Known as our ‘darkest hour’, Britain emerged from World War II a changed nation. Will a post-Covid Britain ever be the same?
Sat alone at the funeral of her husband of over 70 years, the Queen epitomised the sadness, loneliness and hardship so many have felt during the last year of pandemic. The death of the Duke of Edinburgh, described as the “Grandfather of the Nation”, is just one of many losses suffered this year by thousands across the UK. Although to many the royals are just another family, the loss of a national figurehead seemed particularly pertinent given the suffering and loss we have experienced as a nation.
Undoubtedly this has been an extremely difficult time for many, but how does it compare to other periods, and what can we learn? How we work through this and move on from the pandemic will define us for a generation. This may be our darkest hour but, as with any crisis, there will be changes for the better.
I’ve already used that term, darkest hour. Perhaps I’m guilty of exaggerating the situation we find ourselves in as some in the media have, it’s difficult to say whether this is really our darkest hour as, ultimately, we’re still living through this crisis and therefore can’t yet provide a balanced and full assessment of its impact. In this first draft of history, however, it appears that we’ve lived through the biggest crisis since World War II, the period where the phrase ‘darkest hour’ was coined. That said, the sacrifices we’ve made to our civil liberties are possibly even greater.
On 23rd March 2020, Prime Minister Boris Johnson ordered the public to stay at home, just weeks later he was in intensive care with Covid-19 himself. Having survived, he went on to impose national lockdown twice more, but still we have had over 120,000 deaths, one of the highest death rates per capita in the world, our GDP shrunk by 20% in 2020, and Brexit has meant a 40% fall in exports to the EU. Yes, the Brexit effect will get better, and our very successful vaccination programme has led to a swift fall in death rates, which in turn will lead to an economic bounce back, but the nation has been left scarred by the events of the last 12 months and it must be recognised that we have endured great hardship.

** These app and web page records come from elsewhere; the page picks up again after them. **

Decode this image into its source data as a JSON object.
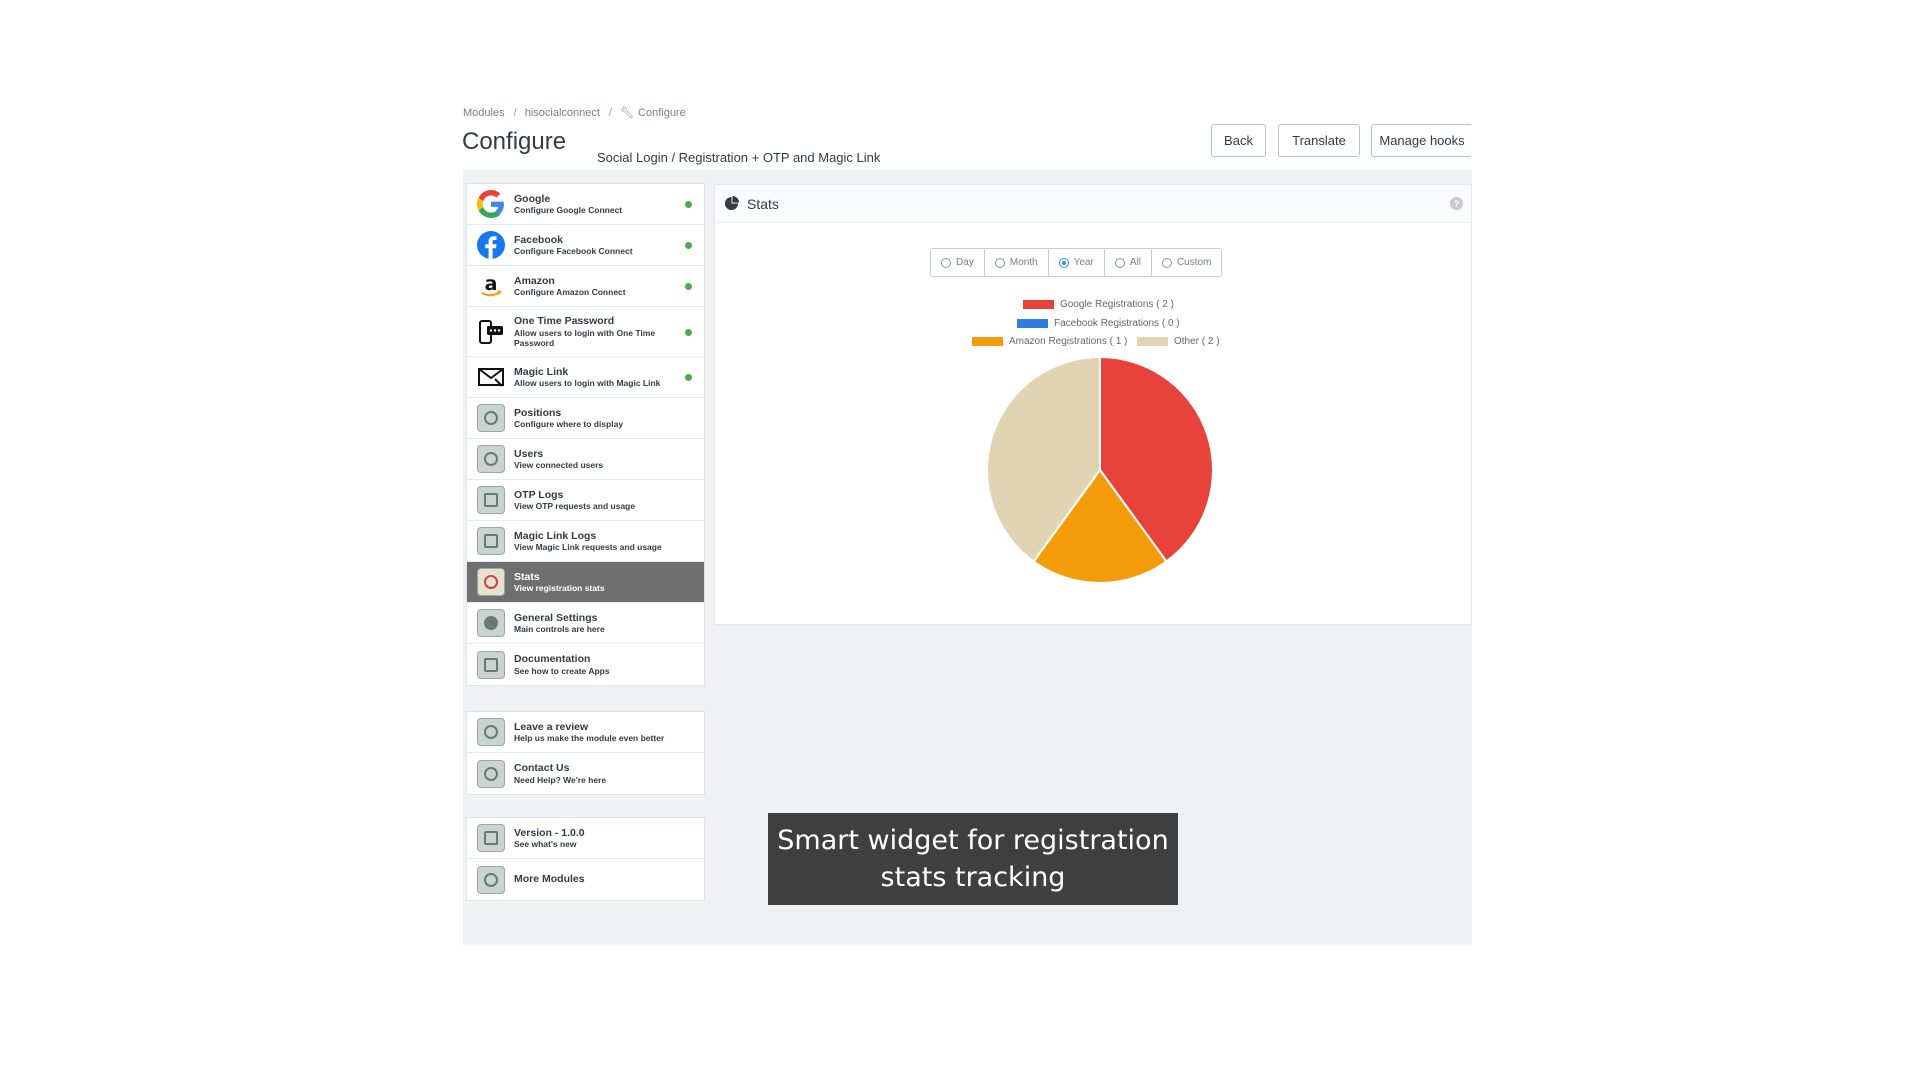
{
  "breadcrumb": [
    "Modules",
    "hisocialconnect",
    "Configure"
  ],
  "page": {
    "title": "Configure",
    "subtitle": "Social Login / Registration + OTP and Magic Link"
  },
  "header_buttons": {
    "back": "Back",
    "translate": "Translate",
    "manage_hooks": "Manage hooks"
  },
  "sidebar": {
    "main": [
      {
        "title": "Google",
        "desc": "Configure Google Connect",
        "icon": "google-icon",
        "enabled": true
      },
      {
        "title": "Facebook",
        "desc": "Configure Facebook Connect",
        "icon": "facebook-icon",
        "enabled": true
      },
      {
        "title": "Amazon",
        "desc": "Configure Amazon Connect",
        "icon": "amazon-icon",
        "enabled": true
      },
      {
        "title": "One Time Password",
        "desc": "Allow users to login with One Time Password",
        "icon": "otp-icon",
        "enabled": true
      },
      {
        "title": "Magic Link",
        "desc": "Allow users to login with Magic Link",
        "icon": "envelope-icon",
        "enabled": true
      },
      {
        "title": "Positions",
        "desc": "Configure where to display",
        "icon": "positions-icon"
      },
      {
        "title": "Users",
        "desc": "View connected users",
        "icon": "users-icon"
      },
      {
        "title": "OTP Logs",
        "desc": "View OTP requests and usage",
        "icon": "otp-logs-icon"
      },
      {
        "title": "Magic Link Logs",
        "desc": "View Magic Link requests and usage",
        "icon": "magic-link-logs-icon"
      },
      {
        "title": "Stats",
        "desc": "View registration stats",
        "icon": "stats-icon",
        "active": true
      },
      {
        "title": "General Settings",
        "desc": "Main controls are here",
        "icon": "settings-icon"
      },
      {
        "title": "Documentation",
        "desc": "See how to create Apps",
        "icon": "documentation-icon"
      }
    ],
    "support": [
      {
        "title": "Leave a review",
        "desc": "Help us make the module even better",
        "icon": "review-icon"
      },
      {
        "title": "Contact Us",
        "desc": "Need Help? We're here",
        "icon": "contact-icon"
      }
    ],
    "extra": [
      {
        "title": "Version - 1.0.0",
        "desc": "See what's new",
        "icon": "version-icon"
      },
      {
        "title": "More Modules",
        "desc": "",
        "icon": "modules-icon"
      }
    ]
  },
  "stats_panel": {
    "title": "Stats",
    "help": "?",
    "range_options": [
      "Day",
      "Month",
      "Year",
      "All",
      "Custom"
    ],
    "selected_range": "Year"
  },
  "chart_data": {
    "type": "pie",
    "title": "",
    "series": [
      {
        "name": "Google Registrations ( 2 )",
        "value": 2,
        "color": "#e8433a"
      },
      {
        "name": "Facebook Registrations ( 0 )",
        "value": 0,
        "color": "#2f7de1"
      },
      {
        "name": "Amazon Registrations ( 1 )",
        "value": 1,
        "color": "#f59c0b"
      },
      {
        "name": "Other ( 2 )",
        "value": 2,
        "color": "#e0d4b4"
      }
    ],
    "legend": "top"
  },
  "caption": "Smart widget for registration stats tracking"
}
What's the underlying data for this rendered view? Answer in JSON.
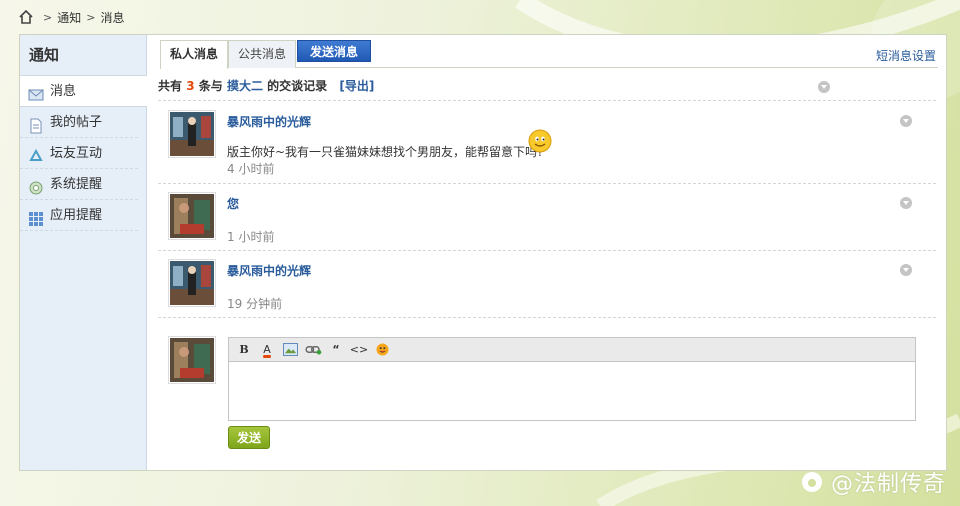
{
  "breadcrumb": {
    "items": [
      "通知",
      "消息"
    ]
  },
  "sidebar": {
    "title": "通知",
    "items": [
      {
        "label": "消息",
        "icon": "mail-icon"
      },
      {
        "label": "我的帖子",
        "icon": "document-icon"
      },
      {
        "label": "坛友互动",
        "icon": "recycle-icon"
      },
      {
        "label": "系统提醒",
        "icon": "gear-icon"
      },
      {
        "label": "应用提醒",
        "icon": "grid-icon"
      }
    ]
  },
  "tabs": {
    "private": "私人消息",
    "public": "公共消息",
    "send": "发送消息"
  },
  "settings_link": "短消息设置",
  "summary": {
    "prefix": "共有",
    "count": "3",
    "middle": "条与",
    "partner": "摸大二",
    "suffix": "的交谈记录",
    "export": "[导出]"
  },
  "messages": [
    {
      "author": "暴风雨中的光辉",
      "text": "版主你好~我有一只雀猫妹妹想找个男朋友，能帮留意下吗?",
      "time": "4 小时前"
    },
    {
      "author": "您",
      "text": "",
      "time": "1 小时前"
    },
    {
      "author": "暴风雨中的光辉",
      "text": "",
      "time": "19 分钟前"
    }
  ],
  "editor": {
    "toolbar": [
      "B",
      "A",
      "image-icon",
      "link-icon",
      "quote-icon",
      "code-icon",
      "emoticon-icon"
    ],
    "bold_label": "B",
    "color_label": "A",
    "quote_label": "“",
    "code_label": "<>",
    "placeholder": ""
  },
  "send_button": "发送",
  "watermark": "@法制传奇",
  "colors": {
    "link": "#2a5c9c",
    "count": "#e4490b",
    "send_tab": "#2a63bd",
    "send_button": "#8cb226",
    "sidebar_bg": "#e6eef8"
  }
}
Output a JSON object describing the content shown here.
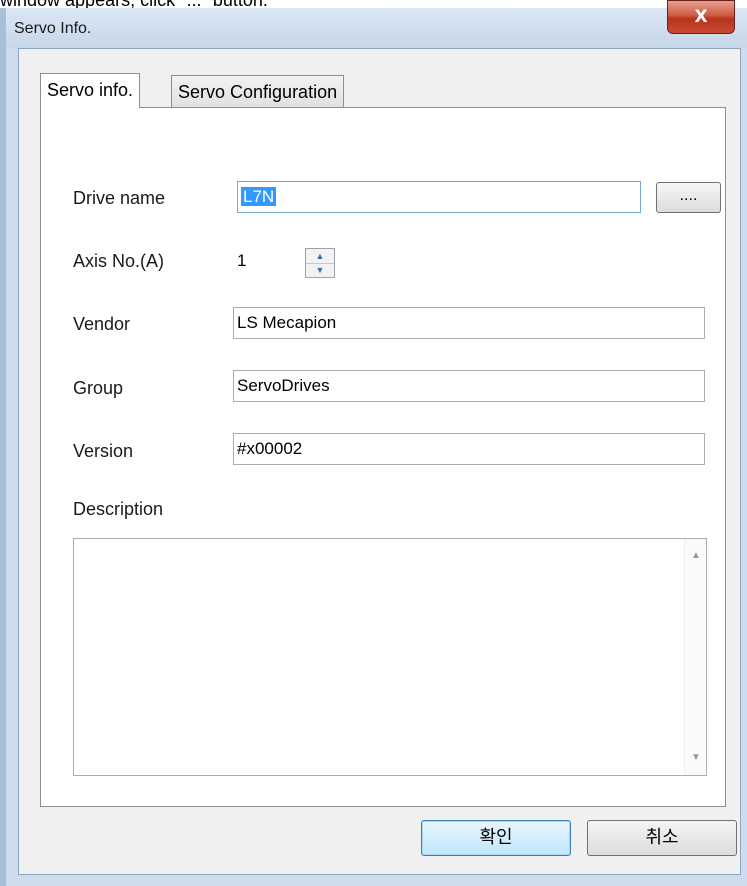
{
  "doc_snippet": "window appears, click \"...\" button.",
  "window": {
    "title": "Servo Info.",
    "close_icon": "close-icon",
    "close_label": "X"
  },
  "tabs": [
    {
      "label": "Servo info.",
      "active": true
    },
    {
      "label": "Servo Configuration",
      "active": false
    }
  ],
  "form": {
    "drive_name": {
      "label": "Drive name",
      "value": "L7N",
      "browse_label": "...."
    },
    "axis_no": {
      "label": "Axis No.(A)",
      "value": "1"
    },
    "vendor": {
      "label": "Vendor",
      "value": "LS Mecapion"
    },
    "group": {
      "label": "Group",
      "value": "ServoDrives"
    },
    "version": {
      "label": "Version",
      "value": "#x00002"
    },
    "description": {
      "label": "Description",
      "value": ""
    }
  },
  "buttons": {
    "ok_label": "확인",
    "cancel_label": "취소"
  },
  "colors": {
    "accent": "#3399ff",
    "close_button": "#c84a33",
    "window_frame": "#cfdceb"
  }
}
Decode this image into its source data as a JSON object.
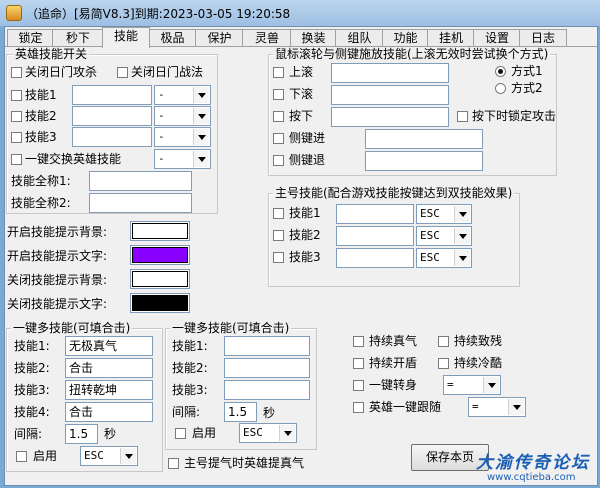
{
  "window": {
    "title": "（追命）[易简V8.3]到期:2023-03-05 19:20:58"
  },
  "tabs": [
    "锁定",
    "秒下",
    "技能",
    "极品",
    "保护",
    "灵兽",
    "换装",
    "组队",
    "功能",
    "挂机",
    "设置",
    "日志"
  ],
  "active_tab": "技能",
  "hero_group": {
    "title": "英雄技能开关",
    "close_attack": "关闭日门攻杀",
    "close_battle": "关闭日门战法",
    "skill1": "技能1",
    "skill2": "技能2",
    "skill3": "技能3",
    "dash": "-",
    "swap": "一键交换英雄技能",
    "fullname1": "技能全称1:",
    "fullname2": "技能全称2:"
  },
  "colors_section": {
    "on_bg": "开启技能提示背景:",
    "on_text": "开启技能提示文字:",
    "off_bg": "关闭技能提示背景:",
    "off_text": "关闭技能提示文字:",
    "on_bg_color": "#ffffff",
    "on_text_color": "#8a00ff",
    "off_bg_color": "#ffffff",
    "off_text_color": "#000000"
  },
  "mouse_group": {
    "title": "鼠标滚轮与侧键施放技能(上滚无效时尝试换个方式)",
    "up": "上滚",
    "down": "下滚",
    "press": "按下",
    "side_fwd": "侧键进",
    "side_back": "侧键退",
    "mode1": "方式1",
    "mode2": "方式2",
    "lock_attack": "按下时锁定攻击"
  },
  "main_group": {
    "title": "主号技能(配合游戏技能按键达到双技能效果)",
    "skill1": "技能1",
    "skill2": "技能2",
    "skill3": "技能3",
    "esc": "ESC"
  },
  "combo1": {
    "title": "一键多技能(可填合击)",
    "l1": "技能1:",
    "l2": "技能2:",
    "l3": "技能3:",
    "l4": "技能4:",
    "v1": "无极真气",
    "v2": "合击",
    "v3": "扭转乾坤",
    "v4": "合击",
    "interval": "间隔:",
    "interval_val": "1.5",
    "sec": "秒",
    "enable": "启用",
    "esc": "ESC"
  },
  "combo2": {
    "title": "一键多技能(可填合击)",
    "l1": "技能1:",
    "l2": "技能2:",
    "l3": "技能3:",
    "interval": "间隔:",
    "interval_val": "1.5",
    "sec": "秒",
    "enable": "启用",
    "esc": "ESC"
  },
  "right_opts": {
    "sustain_qi": "持续真气",
    "sustain_disable": "持续致残",
    "sustain_shield": "持续开盾",
    "sustain_cool": "持续冷酷",
    "one_transform": "一键转身",
    "hero_follow": "英雄一键跟随",
    "eq": "="
  },
  "bottom": {
    "hero_hint": "主号提气时英雄提真气",
    "save": "保存本页"
  },
  "watermark": {
    "main": "大渝传奇论坛",
    "url": "www.cqtieba.com"
  }
}
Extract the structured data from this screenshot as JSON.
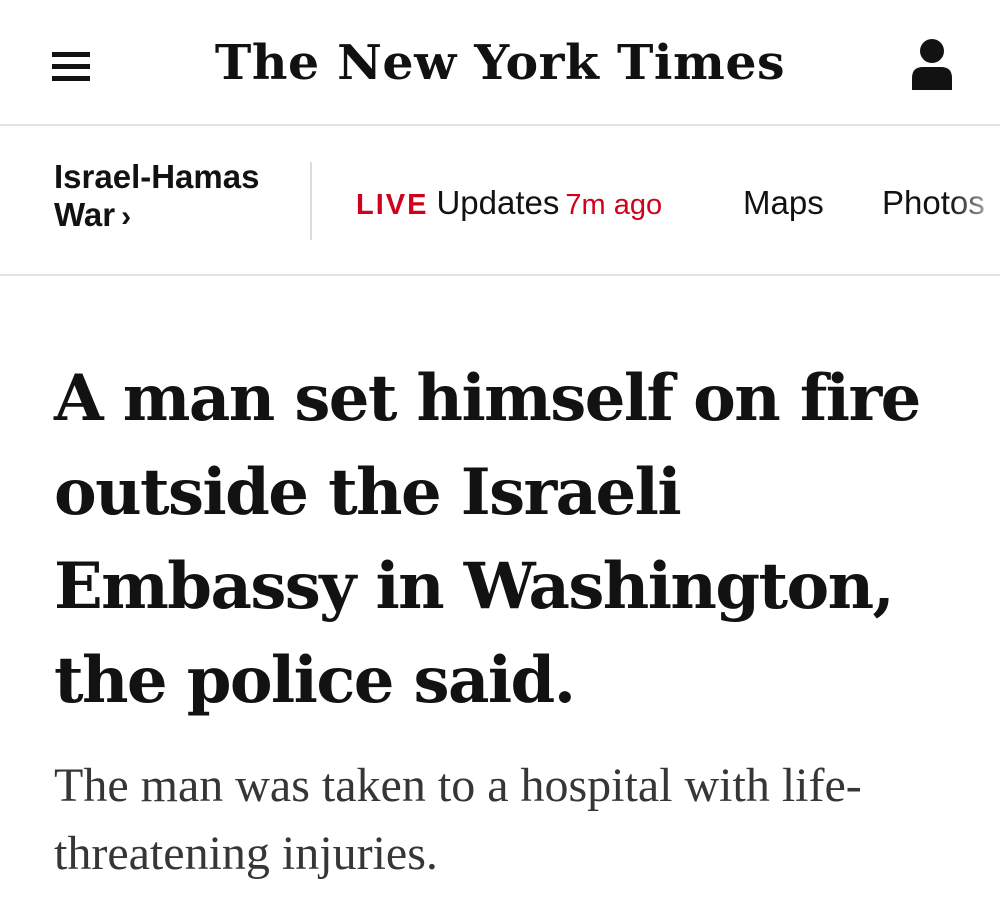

During World War II, Britain suffered 450,000 deaths and incurred decades worth of debt and destruction. Obviously, the pandemic is incomparable to this and is on a much smaller scale. But, like the war, the crisis has brought many changes already. There’s been a revolution in home working (who’d heard of Zoom in January 2020), we’re all accustomed to wearing masks and regularly sanitising our hands, and the benefits of global cooperation have become clearer; we are all threatened by the pandemic so all must collaborate in fighting it. Ultimately, though, the most important lesson most of us have learned is to value those close to us.
How do we emerge from this? Without doubt there will be more lessons to learn and, as we continue to learn, various improvements will be made. Perhaps we’ll see another social revolution as was seen under Attlee following the Second World War, which saw the creation of the National Health Service and the modern welfare state. Certainly, the technological improvements we’ve seen are here to stay, the education secretary Gavin Williamson has said there will be no more snow days for schools now online learning is in place, and the health secretary Matt Hancock has started spreading the message that Brits should work from home when unwell in future, something many have become accustomed to already.
For me, the most significant change though is less material, more emotional. As mentioned, we have all learned to value our loved ones more, this will lead to a change in our behaviour as we all learn to love, hug and make time for people we took for granted pre-pandemic. This will make for a friendlier and more stress-free world, where at least in the short-term, people put work to one side as they enjoy a pint with old friends, hug their grandparents, and finally be able to grieve with the support of others.
Watching the Queen alone on Saturday may have brought home to many the darkness of the hour we are living through. Remember, there have been darker days and we will leave this pandemic a better, hopefully stronger, nation.